Evaluating students during the exercise is a continuous process. The students are evaluated against a grading rubric tailored to the position the student occupies during each stage of the exercise.
At the conclusion of each leadership cycle, the cadre provides one-on-one feedback regarding student performance, emphasizing the elements of leadership, communication, and teamwork related to the mission.
Since the exercise is a peer-to-peer event, the failures and setbacks a student experiences during a mission are not amplified through embarrassment in front of future Soldiers.
Providing the students with multiple opportunities to lead and fail throughout the exercise and multiple feedback sessions aids them in actively developing their leadership abilities within the course of a single FTX.
Although each student's performance is evaluated and graded based on the rubric, the real value of the evaluation is the face-to-face counseling with experienced, honest cadre. The cadre observes the student throughout the rotation and then gives feedback on the student's performance. The lessons learned from experience during the mission, coupled with the cadre's observations, prepare the students to learn from their mistakes and capitalize on their successes when they lead later during the FTX.
The branch-functional training exercises that the Quartermaster, Ordnance, and Transportation BOLCs execute later in their courses use the BOLD FTX as a foundation. The skills exercised in the FTX and the knowledge of the scenario provide a solid base for the three branches to increasingly challenge their students with complex problems that require critical thinking.
The BOLD FTX also prepares junior officers to train at the premier training centers in today's operational force by using scenarios nested within the overall scenario and base order for the NTC. By experiencing a subordinate unit of training within the NTC scenario, the students experience some of the products and situations they may face in a future training rotation while gleaning the institutional knowledge and background needed to operate confidently in an operational force.
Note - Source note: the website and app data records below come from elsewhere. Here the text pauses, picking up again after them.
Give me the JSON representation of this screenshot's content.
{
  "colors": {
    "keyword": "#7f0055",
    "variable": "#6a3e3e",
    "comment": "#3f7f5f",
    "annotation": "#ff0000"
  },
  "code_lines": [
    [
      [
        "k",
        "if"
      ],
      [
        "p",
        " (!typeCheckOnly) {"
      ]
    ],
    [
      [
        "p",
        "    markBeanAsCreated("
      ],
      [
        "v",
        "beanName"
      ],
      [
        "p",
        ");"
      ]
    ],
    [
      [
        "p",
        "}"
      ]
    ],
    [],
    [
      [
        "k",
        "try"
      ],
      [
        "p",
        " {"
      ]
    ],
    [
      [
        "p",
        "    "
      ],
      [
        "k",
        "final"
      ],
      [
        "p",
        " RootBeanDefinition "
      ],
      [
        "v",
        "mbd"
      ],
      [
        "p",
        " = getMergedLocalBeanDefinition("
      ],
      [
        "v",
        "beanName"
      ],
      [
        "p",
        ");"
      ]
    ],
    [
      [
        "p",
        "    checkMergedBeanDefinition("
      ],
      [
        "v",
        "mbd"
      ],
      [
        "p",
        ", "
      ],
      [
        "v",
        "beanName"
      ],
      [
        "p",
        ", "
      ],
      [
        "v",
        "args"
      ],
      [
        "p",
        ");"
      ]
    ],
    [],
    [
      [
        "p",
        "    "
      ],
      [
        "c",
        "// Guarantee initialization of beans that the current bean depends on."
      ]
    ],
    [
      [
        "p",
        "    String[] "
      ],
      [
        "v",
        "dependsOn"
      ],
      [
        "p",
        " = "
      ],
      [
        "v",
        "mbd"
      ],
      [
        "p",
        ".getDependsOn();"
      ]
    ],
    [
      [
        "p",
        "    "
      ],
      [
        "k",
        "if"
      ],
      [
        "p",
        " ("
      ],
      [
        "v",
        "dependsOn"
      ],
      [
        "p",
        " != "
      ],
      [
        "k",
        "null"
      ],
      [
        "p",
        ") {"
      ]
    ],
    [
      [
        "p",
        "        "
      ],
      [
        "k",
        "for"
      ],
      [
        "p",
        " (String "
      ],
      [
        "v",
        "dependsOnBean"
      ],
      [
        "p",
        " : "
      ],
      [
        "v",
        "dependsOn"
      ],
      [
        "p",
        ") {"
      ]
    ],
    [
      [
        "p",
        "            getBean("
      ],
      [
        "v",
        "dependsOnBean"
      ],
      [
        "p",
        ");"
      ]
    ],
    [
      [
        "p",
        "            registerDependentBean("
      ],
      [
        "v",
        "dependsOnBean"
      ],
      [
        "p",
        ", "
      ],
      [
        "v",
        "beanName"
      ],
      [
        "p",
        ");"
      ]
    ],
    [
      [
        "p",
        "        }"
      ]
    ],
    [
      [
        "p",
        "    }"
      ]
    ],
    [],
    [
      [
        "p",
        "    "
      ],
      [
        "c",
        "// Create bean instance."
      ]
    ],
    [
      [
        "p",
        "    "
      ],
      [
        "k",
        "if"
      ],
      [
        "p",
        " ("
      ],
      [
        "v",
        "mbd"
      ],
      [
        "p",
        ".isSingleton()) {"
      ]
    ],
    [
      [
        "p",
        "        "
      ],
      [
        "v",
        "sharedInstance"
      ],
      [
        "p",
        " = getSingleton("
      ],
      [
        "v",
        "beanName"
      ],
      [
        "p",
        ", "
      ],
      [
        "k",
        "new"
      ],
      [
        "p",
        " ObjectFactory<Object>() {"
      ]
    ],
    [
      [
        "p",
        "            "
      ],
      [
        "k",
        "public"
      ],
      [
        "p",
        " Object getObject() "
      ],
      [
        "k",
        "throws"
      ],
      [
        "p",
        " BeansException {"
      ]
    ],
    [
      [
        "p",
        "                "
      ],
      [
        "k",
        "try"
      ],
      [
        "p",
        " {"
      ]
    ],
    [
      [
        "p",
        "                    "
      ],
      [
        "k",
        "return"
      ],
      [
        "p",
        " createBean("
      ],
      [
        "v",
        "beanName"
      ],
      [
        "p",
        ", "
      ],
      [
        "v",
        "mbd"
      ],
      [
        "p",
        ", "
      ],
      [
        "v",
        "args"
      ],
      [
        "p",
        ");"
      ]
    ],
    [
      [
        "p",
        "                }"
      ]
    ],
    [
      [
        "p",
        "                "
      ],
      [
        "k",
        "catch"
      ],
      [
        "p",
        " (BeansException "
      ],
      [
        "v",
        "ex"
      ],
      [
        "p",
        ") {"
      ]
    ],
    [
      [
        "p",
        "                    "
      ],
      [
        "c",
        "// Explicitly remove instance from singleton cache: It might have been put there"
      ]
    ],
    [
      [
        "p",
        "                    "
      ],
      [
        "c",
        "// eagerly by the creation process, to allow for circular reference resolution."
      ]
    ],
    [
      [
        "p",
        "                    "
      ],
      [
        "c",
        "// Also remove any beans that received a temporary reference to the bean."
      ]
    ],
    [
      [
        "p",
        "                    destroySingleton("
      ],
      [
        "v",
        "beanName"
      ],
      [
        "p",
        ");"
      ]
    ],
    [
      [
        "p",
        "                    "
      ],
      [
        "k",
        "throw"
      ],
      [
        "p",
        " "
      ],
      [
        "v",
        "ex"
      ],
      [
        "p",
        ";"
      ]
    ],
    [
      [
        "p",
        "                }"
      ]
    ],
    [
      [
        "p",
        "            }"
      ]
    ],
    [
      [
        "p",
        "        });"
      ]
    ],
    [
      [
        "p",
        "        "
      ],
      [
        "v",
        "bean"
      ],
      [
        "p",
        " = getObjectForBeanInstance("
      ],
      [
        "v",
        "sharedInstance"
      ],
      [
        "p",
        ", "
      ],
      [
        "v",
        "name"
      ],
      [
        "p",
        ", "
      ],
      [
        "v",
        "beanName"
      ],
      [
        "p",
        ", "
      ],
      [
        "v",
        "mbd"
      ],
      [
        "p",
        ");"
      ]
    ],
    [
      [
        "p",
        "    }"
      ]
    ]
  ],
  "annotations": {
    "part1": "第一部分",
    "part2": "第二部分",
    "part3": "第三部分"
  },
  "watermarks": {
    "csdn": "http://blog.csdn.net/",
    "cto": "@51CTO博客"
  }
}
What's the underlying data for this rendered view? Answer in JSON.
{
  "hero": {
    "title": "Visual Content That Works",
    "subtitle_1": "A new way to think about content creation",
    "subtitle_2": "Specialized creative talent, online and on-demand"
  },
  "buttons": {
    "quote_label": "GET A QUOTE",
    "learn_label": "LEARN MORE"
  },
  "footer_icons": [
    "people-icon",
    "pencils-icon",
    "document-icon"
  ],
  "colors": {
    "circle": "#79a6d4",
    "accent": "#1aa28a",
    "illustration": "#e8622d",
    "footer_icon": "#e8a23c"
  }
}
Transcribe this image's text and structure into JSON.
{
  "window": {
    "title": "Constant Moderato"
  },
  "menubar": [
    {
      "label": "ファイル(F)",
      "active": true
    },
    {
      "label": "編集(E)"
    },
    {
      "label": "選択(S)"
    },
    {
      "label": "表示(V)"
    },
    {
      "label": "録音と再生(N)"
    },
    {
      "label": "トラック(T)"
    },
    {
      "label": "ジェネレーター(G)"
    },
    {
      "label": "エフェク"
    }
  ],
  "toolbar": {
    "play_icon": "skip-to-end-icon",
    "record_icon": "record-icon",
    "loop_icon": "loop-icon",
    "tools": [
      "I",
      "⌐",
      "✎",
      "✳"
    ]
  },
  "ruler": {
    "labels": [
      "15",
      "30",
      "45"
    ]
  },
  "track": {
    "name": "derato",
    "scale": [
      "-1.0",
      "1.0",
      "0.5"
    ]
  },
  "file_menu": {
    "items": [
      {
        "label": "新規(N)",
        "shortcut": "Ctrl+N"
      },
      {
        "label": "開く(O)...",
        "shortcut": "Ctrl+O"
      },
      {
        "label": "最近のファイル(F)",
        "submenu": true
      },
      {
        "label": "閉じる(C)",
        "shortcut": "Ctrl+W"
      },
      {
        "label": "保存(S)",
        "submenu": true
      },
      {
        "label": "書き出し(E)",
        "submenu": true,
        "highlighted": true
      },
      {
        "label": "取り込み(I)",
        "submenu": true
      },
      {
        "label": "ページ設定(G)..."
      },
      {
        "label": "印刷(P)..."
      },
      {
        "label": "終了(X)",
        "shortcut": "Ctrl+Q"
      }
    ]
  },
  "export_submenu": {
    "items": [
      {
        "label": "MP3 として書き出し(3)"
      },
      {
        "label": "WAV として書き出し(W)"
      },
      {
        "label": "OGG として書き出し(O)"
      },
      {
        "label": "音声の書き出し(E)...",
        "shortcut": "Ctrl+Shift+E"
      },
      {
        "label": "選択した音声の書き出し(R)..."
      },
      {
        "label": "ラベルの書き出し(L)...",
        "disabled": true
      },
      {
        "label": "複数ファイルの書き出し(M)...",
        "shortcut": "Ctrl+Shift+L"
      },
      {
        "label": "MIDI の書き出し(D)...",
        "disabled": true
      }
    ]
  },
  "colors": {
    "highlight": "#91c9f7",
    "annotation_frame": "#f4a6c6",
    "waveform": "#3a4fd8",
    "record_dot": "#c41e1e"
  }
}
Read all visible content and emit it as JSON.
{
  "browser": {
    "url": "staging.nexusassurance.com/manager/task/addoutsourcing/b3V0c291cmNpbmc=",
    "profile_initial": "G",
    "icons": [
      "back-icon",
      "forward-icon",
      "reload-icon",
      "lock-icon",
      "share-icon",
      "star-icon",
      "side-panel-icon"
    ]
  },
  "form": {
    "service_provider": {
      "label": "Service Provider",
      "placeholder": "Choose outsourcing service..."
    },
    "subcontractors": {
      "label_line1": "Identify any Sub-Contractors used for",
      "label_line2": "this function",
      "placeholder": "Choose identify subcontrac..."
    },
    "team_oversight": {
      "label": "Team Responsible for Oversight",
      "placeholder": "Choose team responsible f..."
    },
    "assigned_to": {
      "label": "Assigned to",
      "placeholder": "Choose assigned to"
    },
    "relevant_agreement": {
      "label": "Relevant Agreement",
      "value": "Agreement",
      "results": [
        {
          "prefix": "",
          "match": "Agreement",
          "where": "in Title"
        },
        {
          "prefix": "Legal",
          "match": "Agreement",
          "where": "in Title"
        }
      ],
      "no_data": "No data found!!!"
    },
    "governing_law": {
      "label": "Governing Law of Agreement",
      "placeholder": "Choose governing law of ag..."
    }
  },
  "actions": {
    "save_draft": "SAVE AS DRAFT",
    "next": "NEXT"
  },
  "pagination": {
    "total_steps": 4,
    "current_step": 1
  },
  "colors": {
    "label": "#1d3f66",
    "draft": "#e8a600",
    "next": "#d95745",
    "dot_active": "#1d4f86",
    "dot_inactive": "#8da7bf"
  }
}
Through collaboration with the three branches, the BOLD FTX continues to grow, build adaptive leaders, foster teamwork, and produce leaders who communicate effectively. The BOLD FTX mission sets are built on the latest doctrine and threat environment in the Army. By maintaining its roots as tactical leader outcome-based training, the exercise can maintain pace with the needs of the operational force and future battlefield requirements.
Rory P. O'Brien is the tactical team supervisor for the Basic Officer Leader Course at the Army Logistics University at Fort Lee, Va. He holds a bachelor's degree from the United States Military Academy and is a graduate of the Training and Education Middle Managers Course, Training Development Course, Army Basic Instructor Course, Infantry Captains Career Course, Long Range Reconnaissance and Surveillance Leaders Course, Pathfinder Course, Advanced Airborne School, Basic Airborne Course, Master Fitness Trainer, Ranger School, and Infantry Officer Basic Course.
Maj. Michael H. Liscano is the tactical team officer-in-charge for the Basic Officer Leader Course at the Army Logistics University. He previously served as a reconnaissance troop observer-coach/trainer at the National Training Center at Fort Irwin, Calif. He holds an associate's degree from Georgia Military College and a bachelor's degree in history from the University of North Carolina at Pembroke. He is a graduate of the Support Operations Course, Cavalry Leader Course, Joint Fire Power Course, Maneuver Captains Career Course, and the Armor Officer Basic Course.
This article was published in the January-February 2014 issue of Army Sustainment magazine.